Two U.S. officials confirmed that the Chashma reactor deal was finally reached.

Spokesmen for the Chinese and Pakistani embassies could not be reached for comment.

A State Department official declined to provide details of the sale but said it is not permitted under the U.S. understanding of China’s admission to the nuclear group.
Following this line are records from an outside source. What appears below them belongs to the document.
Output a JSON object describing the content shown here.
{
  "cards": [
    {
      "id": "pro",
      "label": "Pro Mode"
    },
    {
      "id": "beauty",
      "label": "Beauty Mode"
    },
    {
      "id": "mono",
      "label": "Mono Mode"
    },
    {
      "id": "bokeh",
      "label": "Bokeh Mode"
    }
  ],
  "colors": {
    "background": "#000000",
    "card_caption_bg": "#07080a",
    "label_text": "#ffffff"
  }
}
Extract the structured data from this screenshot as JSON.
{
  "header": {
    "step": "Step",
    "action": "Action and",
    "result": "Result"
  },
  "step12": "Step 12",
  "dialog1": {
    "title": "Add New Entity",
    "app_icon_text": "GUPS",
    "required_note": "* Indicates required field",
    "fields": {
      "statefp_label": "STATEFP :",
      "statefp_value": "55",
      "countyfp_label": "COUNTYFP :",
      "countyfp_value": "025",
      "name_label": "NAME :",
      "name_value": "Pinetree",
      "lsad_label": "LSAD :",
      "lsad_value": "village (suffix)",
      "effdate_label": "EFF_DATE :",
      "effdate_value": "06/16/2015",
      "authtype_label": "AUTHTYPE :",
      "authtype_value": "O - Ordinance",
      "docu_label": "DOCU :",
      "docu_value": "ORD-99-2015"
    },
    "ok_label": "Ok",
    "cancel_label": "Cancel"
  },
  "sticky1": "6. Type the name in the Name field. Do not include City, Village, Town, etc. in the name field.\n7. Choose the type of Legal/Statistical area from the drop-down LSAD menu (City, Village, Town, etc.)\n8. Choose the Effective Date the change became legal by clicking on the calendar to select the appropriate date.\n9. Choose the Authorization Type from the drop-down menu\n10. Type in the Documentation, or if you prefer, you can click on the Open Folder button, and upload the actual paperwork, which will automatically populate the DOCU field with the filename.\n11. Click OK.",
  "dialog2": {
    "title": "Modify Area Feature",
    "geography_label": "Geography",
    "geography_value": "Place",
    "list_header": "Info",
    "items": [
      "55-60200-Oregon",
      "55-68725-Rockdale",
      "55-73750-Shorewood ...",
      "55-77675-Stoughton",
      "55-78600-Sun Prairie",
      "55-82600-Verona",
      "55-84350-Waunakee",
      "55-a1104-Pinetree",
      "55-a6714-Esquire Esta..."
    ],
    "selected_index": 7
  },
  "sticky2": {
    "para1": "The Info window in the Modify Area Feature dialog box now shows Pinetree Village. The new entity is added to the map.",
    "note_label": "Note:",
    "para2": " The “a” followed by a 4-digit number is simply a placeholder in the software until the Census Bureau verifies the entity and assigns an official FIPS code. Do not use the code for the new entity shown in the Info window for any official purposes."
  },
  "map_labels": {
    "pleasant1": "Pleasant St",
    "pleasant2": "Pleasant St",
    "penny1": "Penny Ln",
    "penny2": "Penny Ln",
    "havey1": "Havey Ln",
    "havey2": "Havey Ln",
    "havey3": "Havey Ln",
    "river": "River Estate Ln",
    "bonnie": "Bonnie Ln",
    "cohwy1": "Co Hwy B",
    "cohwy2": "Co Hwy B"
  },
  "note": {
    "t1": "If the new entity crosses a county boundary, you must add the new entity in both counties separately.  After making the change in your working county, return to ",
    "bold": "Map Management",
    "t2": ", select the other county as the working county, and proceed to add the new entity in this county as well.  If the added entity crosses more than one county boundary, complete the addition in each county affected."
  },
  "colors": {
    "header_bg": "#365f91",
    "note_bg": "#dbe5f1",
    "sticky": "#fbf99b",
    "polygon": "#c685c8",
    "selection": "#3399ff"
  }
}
That understanding is that China would not sell additional reactors to Pakistan’s Chashma complex.

Nuclear Suppliers Group (NSG) participating governments have discussed the issue of China’s expansion of nuclear cooperation with Pakistan at the last several NSG plenary sessions,” the official said.

“We remain concerned that a transfer of new reactors at Chashma appears to extend beyond the cooperation that was ‘grandfathered’ in when China was approved for membership in the NSG.”

The administration is expected to protest the sale at an upcoming NSG meeting in June.

Pakistan does not have full-scope IAEA safeguards in place, something that is required before China could provide the third Chashma reactor.

The 46-member NSG was formed in 1974 and its stated mission is to “contribute to the non-proliferation of nuclear weapons through the implementation of guidelines for nuclear exports and nuclear related exports.”

China agreed as part of its NSG membership that it would limit future reactor sales to Pakistan to the Chashma 1 and Chashma 2 reactors.

The officials said China specifically directed Pakistani officials not to make the latest reactor deal public. Beijing sought to avoid the negative publicity expected from the deal that could upset the leadership transition that took place last week at the National People’s Congress, the communist mock parliament that formally appointed top communist leaders to government posts, the officials said.

China also sought to keep the reactor agreement secret from the United States, which this year is serving as the rotating head of the NSG.

The Chinese also urged the Pakistani delegation from the Atomic Energy Commission to play down the recent transfer of control to a Chinese company of the key port of Gwadar that U.S. officials said likely will be used by Chinese warships for port calls.

The port is close to the Persian Gulf, where some 20 percent of the world’s oil is produced.

The deal for Chashma was announced in July 2010 during the visit to China by Pakistani President Asif Ali Zardari. However, the announced arrangement was limited to a memorandum of understanding.